You can limit the volume of tracks by turning on Sound Check in the HomePod settings.

Just like iTunes and Apple Music, HomePod includes a feature that will normalize the volume across songs to avoid inconsistent levels when listening to a playlist. Just go to the HomePod settings in the Home app and turn the Sound Check toggle green.

Pick up where you left off

Whenever you stop playing a song on HomePod it’s not actually off, it’s just paused. So when you want to start playing music again, just say, “Hey Siri, play,” and it will begin playing from the point where you stopped it last time.

Find out what’s playing on the radio

When you ask Siri the name of the song that’s playing, it will tell you, as well as the artists, album, release date, and lots of other information about it. However, when you ask it to identify a song that’s playing on another source, it’ll tell you that it’s only able to ID songs that it’s playing. That’s not entirely true. Instead of asking, “Hey Siri, what song is this,” say, “Hey Siri, Shazam this,” and it will listen to whatever’s playing and tell you the name of the tune.

Add a tone to Siri

Flip the Sound when using Siri toggle green and you’ll hear a tone to let you know Siri is listening.

Siri on HomePod is remarkable good at hearing commands, but if you want to know that Siri has responded, you can add an audible tone just like on your iPhone.

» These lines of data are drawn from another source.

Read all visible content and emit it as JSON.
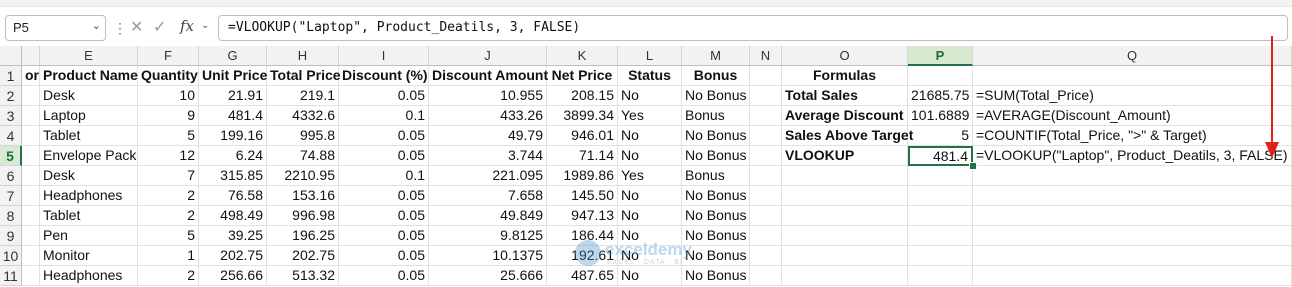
{
  "formula_bar": {
    "name_box": "P5",
    "formula": "=VLOOKUP(\"Laptop\", Product_Deatils, 3, FALSE)"
  },
  "columns": [
    "",
    "E",
    "F",
    "G",
    "H",
    "I",
    "J",
    "K",
    "L",
    "M",
    "N",
    "O",
    "P",
    "Q"
  ],
  "rows": [
    "1",
    "2",
    "3",
    "4",
    "5",
    "6",
    "7",
    "8",
    "9",
    "10",
    "11"
  ],
  "header_row": {
    "D": "ory",
    "E": "Product Name",
    "F": "Quantity",
    "G": "Unit Price",
    "H": "Total Price",
    "I": "Discount (%)",
    "J": "Discount Amount",
    "K": "Net Price",
    "L": "Status",
    "M": "Bonus"
  },
  "table": [
    {
      "E": "Desk",
      "F": "10",
      "G": "21.91",
      "H": "219.1",
      "I": "0.05",
      "J": "10.955",
      "K": "208.15",
      "L": "No",
      "M": "No Bonus"
    },
    {
      "E": "Laptop",
      "F": "9",
      "G": "481.4",
      "H": "4332.6",
      "I": "0.1",
      "J": "433.26",
      "K": "3899.34",
      "L": "Yes",
      "M": "Bonus"
    },
    {
      "E": "Tablet",
      "F": "5",
      "G": "199.16",
      "H": "995.8",
      "I": "0.05",
      "J": "49.79",
      "K": "946.01",
      "L": "No",
      "M": "No Bonus"
    },
    {
      "E": "Envelope Pack",
      "F": "12",
      "G": "6.24",
      "H": "74.88",
      "I": "0.05",
      "J": "3.744",
      "K": "71.14",
      "L": "No",
      "M": "No Bonus"
    },
    {
      "E": "Desk",
      "F": "7",
      "G": "315.85",
      "H": "2210.95",
      "I": "0.1",
      "J": "221.095",
      "K": "1989.86",
      "L": "Yes",
      "M": "Bonus"
    },
    {
      "E": "Headphones",
      "F": "2",
      "G": "76.58",
      "H": "153.16",
      "I": "0.05",
      "J": "7.658",
      "K": "145.50",
      "L": "No",
      "M": "No Bonus"
    },
    {
      "E": "Tablet",
      "F": "2",
      "G": "498.49",
      "H": "996.98",
      "I": "0.05",
      "J": "49.849",
      "K": "947.13",
      "L": "No",
      "M": "No Bonus"
    },
    {
      "E": "Pen",
      "F": "5",
      "G": "39.25",
      "H": "196.25",
      "I": "0.05",
      "J": "9.8125",
      "K": "186.44",
      "L": "No",
      "M": "No Bonus"
    },
    {
      "E": "Monitor",
      "F": "1",
      "G": "202.75",
      "H": "202.75",
      "I": "0.05",
      "J": "10.1375",
      "K": "192.61",
      "L": "No",
      "M": "No Bonus"
    },
    {
      "E": "Headphones",
      "F": "2",
      "G": "256.66",
      "H": "513.32",
      "I": "0.05",
      "J": "25.666",
      "K": "487.65",
      "L": "No",
      "M": "No Bonus"
    }
  ],
  "formulas_panel": {
    "heading": "Formulas",
    "items": [
      {
        "label": "Total Sales",
        "value": "21685.75",
        "formula": "=SUM(Total_Price)"
      },
      {
        "label": "Average Discount",
        "value": "101.6889",
        "formula": "=AVERAGE(Discount_Amount)"
      },
      {
        "label": "Sales Above Target",
        "value": "5",
        "formula": "=COUNTIF(Total_Price, \">\" & Target)"
      },
      {
        "label": "VLOOKUP",
        "value": "481.4",
        "formula": "=VLOOKUP(\"Laptop\", Product_Deatils, 3, FALSE)"
      }
    ]
  },
  "watermark": {
    "name": "exceldemy",
    "tagline": "EXCEL · DATA · BI"
  },
  "colors": {
    "selection": "#217346",
    "arrow": "#e0201b",
    "header_bg": "#f2f2f2"
  },
  "icons": [
    "chevron-down-icon",
    "more-options-icon",
    "cancel-icon",
    "enter-icon",
    "insert-function-icon"
  ]
}
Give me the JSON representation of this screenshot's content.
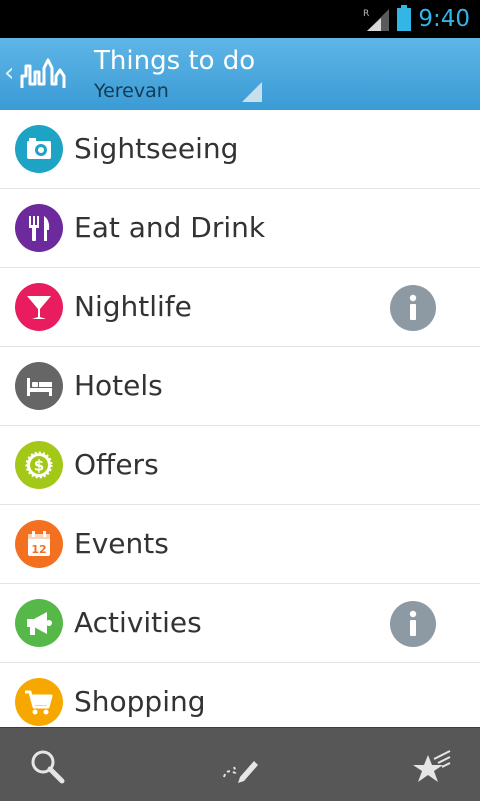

Inside the Home app there’s a toggle for “Sound when using Siri,” which will play a bass note when it starts listening.